__Data__
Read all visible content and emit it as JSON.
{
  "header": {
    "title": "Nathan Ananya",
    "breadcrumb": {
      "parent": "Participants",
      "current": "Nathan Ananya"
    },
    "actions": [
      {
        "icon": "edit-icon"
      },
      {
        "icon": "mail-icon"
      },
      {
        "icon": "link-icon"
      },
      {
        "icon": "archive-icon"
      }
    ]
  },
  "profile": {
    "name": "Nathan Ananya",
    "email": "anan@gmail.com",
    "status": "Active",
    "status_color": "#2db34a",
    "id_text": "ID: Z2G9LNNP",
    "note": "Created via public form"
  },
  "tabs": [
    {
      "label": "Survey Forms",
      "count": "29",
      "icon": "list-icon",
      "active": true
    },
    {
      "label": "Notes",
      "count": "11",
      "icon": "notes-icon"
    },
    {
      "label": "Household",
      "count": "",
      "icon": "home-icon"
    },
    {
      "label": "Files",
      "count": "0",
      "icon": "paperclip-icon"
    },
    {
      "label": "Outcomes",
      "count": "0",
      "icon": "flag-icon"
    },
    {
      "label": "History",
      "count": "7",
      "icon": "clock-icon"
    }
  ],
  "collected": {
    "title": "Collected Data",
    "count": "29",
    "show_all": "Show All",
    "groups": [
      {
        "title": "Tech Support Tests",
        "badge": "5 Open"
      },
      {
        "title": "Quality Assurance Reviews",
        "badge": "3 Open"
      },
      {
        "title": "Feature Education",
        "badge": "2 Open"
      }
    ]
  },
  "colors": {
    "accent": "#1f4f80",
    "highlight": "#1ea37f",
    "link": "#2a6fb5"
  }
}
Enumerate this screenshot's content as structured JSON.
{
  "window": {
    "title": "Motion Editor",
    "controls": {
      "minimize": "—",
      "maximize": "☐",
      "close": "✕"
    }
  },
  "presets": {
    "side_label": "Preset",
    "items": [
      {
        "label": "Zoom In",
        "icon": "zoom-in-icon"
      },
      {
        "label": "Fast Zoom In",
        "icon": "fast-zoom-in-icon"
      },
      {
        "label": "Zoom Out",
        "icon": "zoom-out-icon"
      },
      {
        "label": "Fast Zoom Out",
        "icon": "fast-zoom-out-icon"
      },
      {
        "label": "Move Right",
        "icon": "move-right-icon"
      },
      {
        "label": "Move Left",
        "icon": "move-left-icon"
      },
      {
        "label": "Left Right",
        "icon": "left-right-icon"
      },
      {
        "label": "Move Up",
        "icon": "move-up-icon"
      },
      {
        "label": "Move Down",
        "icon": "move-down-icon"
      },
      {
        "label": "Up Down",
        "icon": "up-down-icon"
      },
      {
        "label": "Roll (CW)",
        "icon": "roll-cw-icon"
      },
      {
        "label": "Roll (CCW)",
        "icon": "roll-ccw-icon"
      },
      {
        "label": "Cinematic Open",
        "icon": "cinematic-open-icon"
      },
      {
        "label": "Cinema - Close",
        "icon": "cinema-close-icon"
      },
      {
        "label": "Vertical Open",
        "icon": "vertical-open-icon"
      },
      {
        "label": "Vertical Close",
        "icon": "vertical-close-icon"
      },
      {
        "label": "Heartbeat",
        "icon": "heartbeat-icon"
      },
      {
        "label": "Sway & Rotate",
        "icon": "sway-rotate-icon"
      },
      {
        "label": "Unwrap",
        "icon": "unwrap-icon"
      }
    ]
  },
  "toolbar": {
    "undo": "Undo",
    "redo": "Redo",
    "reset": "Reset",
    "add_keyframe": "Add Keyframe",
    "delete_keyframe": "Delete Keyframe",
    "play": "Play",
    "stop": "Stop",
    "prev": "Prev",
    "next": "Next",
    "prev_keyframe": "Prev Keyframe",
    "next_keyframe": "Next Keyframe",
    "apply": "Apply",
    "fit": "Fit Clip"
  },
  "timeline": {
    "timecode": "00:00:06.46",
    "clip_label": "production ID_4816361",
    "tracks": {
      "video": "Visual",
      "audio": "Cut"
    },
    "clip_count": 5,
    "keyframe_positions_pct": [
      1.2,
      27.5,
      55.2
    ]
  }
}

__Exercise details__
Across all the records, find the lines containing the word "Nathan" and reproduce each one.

__Exercise result__
    "title": "Nathan Ananya",
      "current": "Nathan Ananya"
    "name": "Nathan Ananya",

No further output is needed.